This growing sub-section of the agricultural market is often situated on smaller farms or acreages and workers devote their efforts to filling specialized niches in the food production system. These operations are significantly less capital-intensive than the large commodity farms, which had been dominating the industry and still provide the bulk of the commodities that go into processed foods or into the export market.
The growing trend toward locally-grown, non-commoditized food items offers attractive start-up opportunities for persons interested in making their living through agriculture, even though they may not have the capital necessary to break into the commoditized portion of the industry. Even though land prices can be daunting, the reduced need for high technology equipment in operations of this type often makes it feasible for properly prepared and experienced individuals to break into this business, running their own operations and developing their own marketing schemes.
In order to be successful in this portion of the agriculture industry, the individuals involved have to exhibit a number of traits. They have to exhibit passion for the industry and be willing to endure all of the uncertainties of weather, markets and crop and animal diseases. They must be aware of the fact that their hours will be long and irregular, and that working conditions can often be extremely trying. None of this should be a surprise to anyone. However, some enthusiastic and idealistic individuals feel they can succeed in this type of enterprise because of their enthusiasm for growing plants and/or animals and their commitment to making premium, healthy and high quality food available to a population increasingly demanding it. But there are other requirements that are often overlooked by persons starting in this field and by those that are asked to provide them with the needed financial support. People in this kind of enterprise are true entrepreneurs. They must start, develop and run their own operations. They must operate in the world of the self-employed. They will have to live with, learn from and survive their mistakes. They cannot expect a regular paycheck and a full benefits package.

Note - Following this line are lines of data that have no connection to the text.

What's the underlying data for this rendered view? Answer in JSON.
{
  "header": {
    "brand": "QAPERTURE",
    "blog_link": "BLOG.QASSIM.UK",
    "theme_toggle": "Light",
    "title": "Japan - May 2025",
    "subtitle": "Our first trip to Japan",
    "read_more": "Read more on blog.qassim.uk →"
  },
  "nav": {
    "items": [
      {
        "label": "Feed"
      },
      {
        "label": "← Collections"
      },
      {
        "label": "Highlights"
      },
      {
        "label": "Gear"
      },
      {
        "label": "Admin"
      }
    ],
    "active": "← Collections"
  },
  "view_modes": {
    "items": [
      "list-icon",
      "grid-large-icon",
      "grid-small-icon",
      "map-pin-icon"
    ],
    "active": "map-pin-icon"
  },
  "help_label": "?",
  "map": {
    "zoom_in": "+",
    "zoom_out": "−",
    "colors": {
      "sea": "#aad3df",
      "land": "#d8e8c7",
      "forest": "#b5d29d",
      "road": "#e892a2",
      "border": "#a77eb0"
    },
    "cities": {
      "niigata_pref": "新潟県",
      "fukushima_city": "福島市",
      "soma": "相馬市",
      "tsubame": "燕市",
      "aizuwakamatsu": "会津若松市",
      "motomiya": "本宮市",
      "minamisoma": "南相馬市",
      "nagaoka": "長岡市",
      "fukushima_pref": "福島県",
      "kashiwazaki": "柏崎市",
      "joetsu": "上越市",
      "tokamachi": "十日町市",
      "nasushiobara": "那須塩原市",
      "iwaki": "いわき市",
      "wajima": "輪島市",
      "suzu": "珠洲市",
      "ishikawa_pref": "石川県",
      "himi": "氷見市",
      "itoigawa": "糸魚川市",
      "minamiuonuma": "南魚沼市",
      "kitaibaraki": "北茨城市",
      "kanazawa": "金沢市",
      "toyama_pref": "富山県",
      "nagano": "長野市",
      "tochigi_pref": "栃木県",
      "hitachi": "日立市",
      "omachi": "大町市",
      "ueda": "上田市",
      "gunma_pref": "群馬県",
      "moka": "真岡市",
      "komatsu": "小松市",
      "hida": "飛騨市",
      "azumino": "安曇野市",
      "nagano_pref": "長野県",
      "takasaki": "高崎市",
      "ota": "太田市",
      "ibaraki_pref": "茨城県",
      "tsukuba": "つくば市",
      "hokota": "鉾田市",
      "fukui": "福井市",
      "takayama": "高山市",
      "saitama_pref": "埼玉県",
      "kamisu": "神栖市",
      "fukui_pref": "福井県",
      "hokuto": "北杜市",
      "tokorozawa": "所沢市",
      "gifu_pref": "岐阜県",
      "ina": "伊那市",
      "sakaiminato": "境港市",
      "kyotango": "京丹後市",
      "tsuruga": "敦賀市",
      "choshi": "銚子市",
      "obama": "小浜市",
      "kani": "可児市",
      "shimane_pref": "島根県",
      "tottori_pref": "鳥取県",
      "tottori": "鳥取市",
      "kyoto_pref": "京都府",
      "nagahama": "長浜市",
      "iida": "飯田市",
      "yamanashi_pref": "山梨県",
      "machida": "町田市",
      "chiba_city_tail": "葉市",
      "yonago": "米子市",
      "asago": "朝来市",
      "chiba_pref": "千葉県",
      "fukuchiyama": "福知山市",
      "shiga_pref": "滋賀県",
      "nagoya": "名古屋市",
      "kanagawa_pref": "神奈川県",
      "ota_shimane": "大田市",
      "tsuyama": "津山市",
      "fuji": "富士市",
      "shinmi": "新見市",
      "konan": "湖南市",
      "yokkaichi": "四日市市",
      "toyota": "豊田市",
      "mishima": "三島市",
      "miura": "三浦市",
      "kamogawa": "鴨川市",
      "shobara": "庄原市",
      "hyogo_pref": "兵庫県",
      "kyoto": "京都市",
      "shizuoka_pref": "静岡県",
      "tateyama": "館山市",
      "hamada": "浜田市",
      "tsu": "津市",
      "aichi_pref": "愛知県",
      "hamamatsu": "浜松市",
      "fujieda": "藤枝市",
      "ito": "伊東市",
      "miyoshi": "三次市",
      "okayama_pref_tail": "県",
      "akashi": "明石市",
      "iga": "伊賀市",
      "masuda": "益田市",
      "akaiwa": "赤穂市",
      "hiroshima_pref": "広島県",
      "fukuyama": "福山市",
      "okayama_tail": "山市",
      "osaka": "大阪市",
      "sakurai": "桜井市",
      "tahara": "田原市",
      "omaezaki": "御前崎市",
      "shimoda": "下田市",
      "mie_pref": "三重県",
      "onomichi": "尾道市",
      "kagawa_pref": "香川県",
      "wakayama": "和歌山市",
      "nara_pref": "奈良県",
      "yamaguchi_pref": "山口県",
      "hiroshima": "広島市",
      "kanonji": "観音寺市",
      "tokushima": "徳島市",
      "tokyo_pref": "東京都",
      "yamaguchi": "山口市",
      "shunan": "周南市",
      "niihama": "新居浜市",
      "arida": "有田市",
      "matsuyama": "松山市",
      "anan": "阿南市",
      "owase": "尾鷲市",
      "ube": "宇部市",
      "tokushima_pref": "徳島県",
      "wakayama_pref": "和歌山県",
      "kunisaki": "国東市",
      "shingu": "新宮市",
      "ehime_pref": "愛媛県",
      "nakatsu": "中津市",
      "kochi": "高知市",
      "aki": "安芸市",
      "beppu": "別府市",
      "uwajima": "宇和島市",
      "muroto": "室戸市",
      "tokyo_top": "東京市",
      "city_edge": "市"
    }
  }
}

Those contemplating starting their own specialized agricultural enterprise would be well-advised to study the literature, talk with potential customers and explore land prices and the support infrastructure before committing to this kind of investment. But perhaps of greatest importance they must confront the question of whether or not they truly possess the entrepreneurial mind set, and be willing to confront the demands that face those starting out in any industry, be it technology, retail marketing or non-commodity agriculture.